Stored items
== == ==
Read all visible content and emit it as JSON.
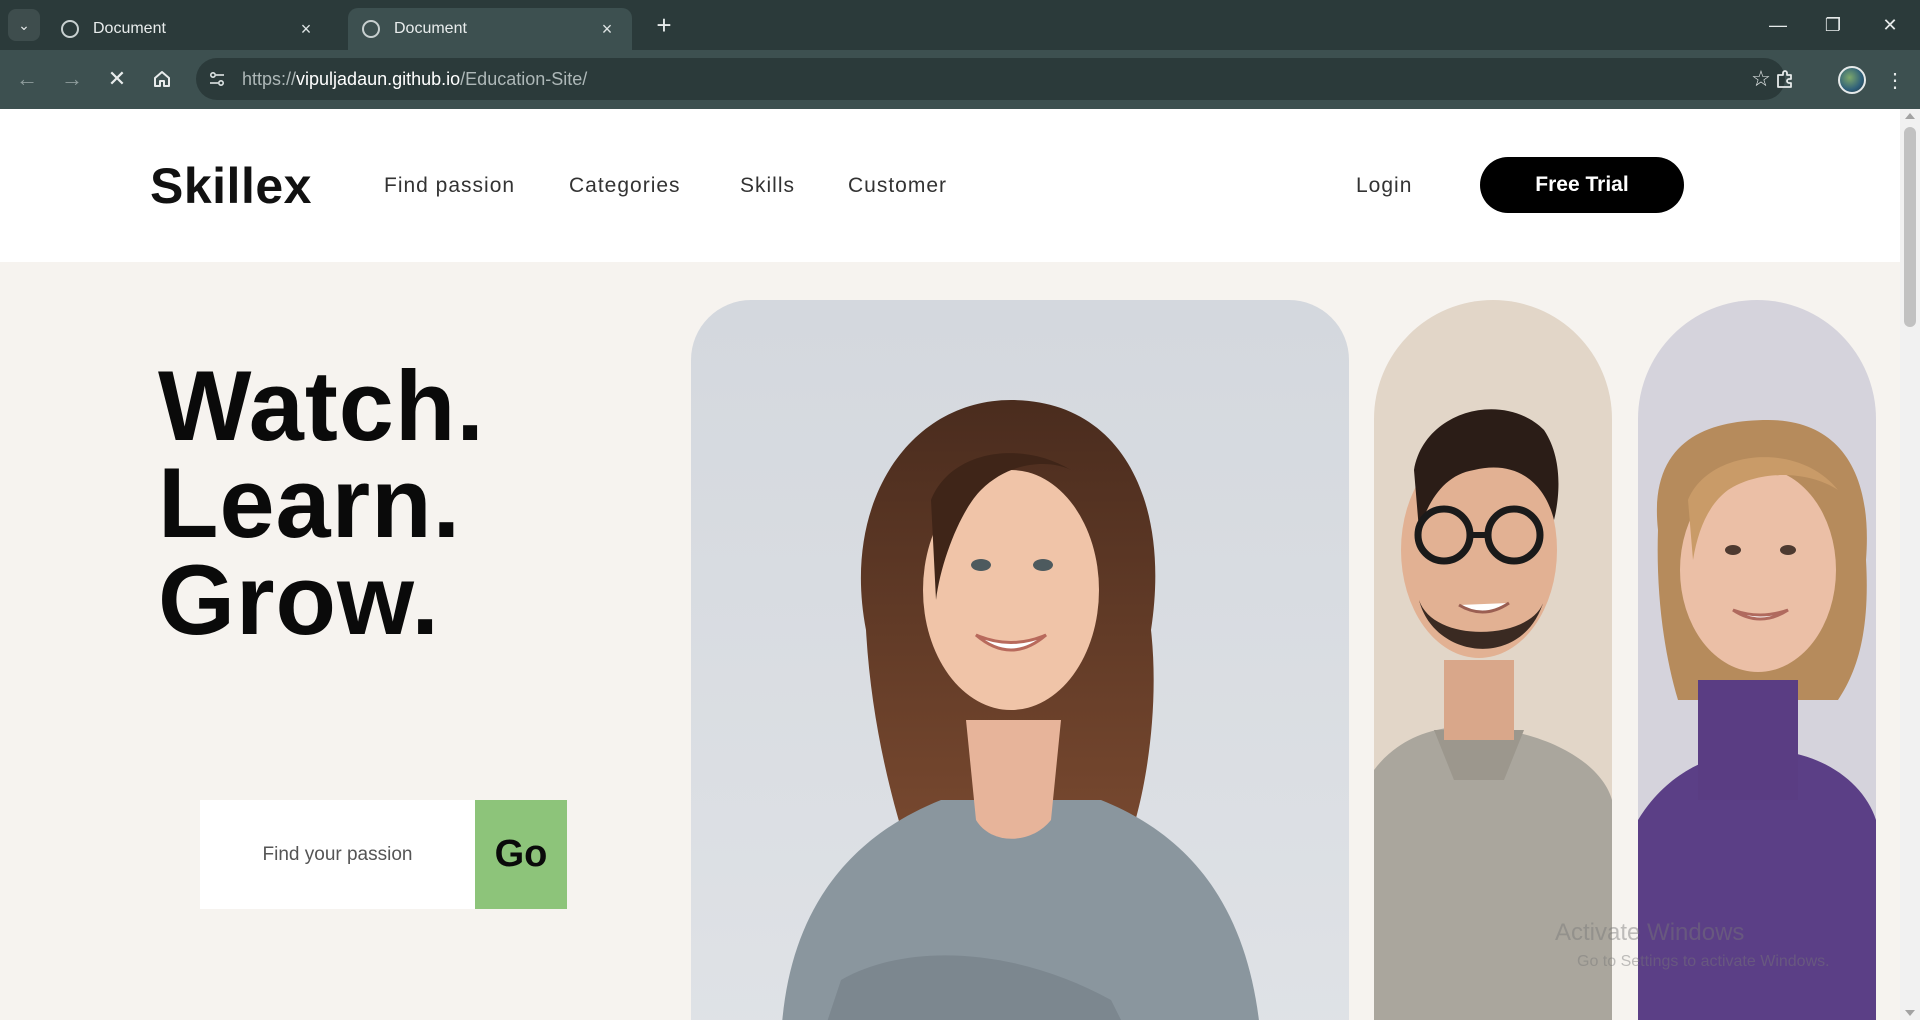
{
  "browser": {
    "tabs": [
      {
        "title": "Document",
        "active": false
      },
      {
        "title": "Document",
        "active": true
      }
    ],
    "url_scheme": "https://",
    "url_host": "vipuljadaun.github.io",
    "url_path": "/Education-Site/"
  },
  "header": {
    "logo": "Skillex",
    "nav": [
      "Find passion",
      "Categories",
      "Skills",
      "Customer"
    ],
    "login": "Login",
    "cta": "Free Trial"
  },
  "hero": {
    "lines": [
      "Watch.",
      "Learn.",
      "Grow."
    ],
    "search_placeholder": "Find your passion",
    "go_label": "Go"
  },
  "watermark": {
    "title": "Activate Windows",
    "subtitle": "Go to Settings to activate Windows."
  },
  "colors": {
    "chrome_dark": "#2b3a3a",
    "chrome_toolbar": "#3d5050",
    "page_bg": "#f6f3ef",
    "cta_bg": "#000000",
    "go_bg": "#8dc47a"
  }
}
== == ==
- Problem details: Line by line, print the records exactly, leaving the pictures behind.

- Result:
Read all visible content and emit it as JSON.
{
  "browser": {
    "tabs": [
      {
        "title": "Document",
        "active": false
      },
      {
        "title": "Document",
        "active": true
      }
    ],
    "url_scheme": "https://",
    "url_host": "vipuljadaun.github.io",
    "url_path": "/Education-Site/"
  },
  "header": {
    "logo": "Skillex",
    "nav": [
      "Find passion",
      "Categories",
      "Skills",
      "Customer"
    ],
    "login": "Login",
    "cta": "Free Trial"
  },
  "hero": {
    "lines": [
      "Watch.",
      "Learn.",
      "Grow."
    ],
    "search_placeholder": "Find your passion",
    "go_label": "Go"
  },
  "watermark": {
    "title": "Activate Windows",
    "subtitle": "Go to Settings to activate Windows."
  },
  "colors": {
    "chrome_dark": "#2b3a3a",
    "chrome_toolbar": "#3d5050",
    "page_bg": "#f6f3ef",
    "cta_bg": "#000000",
    "go_bg": "#8dc47a"
  }
}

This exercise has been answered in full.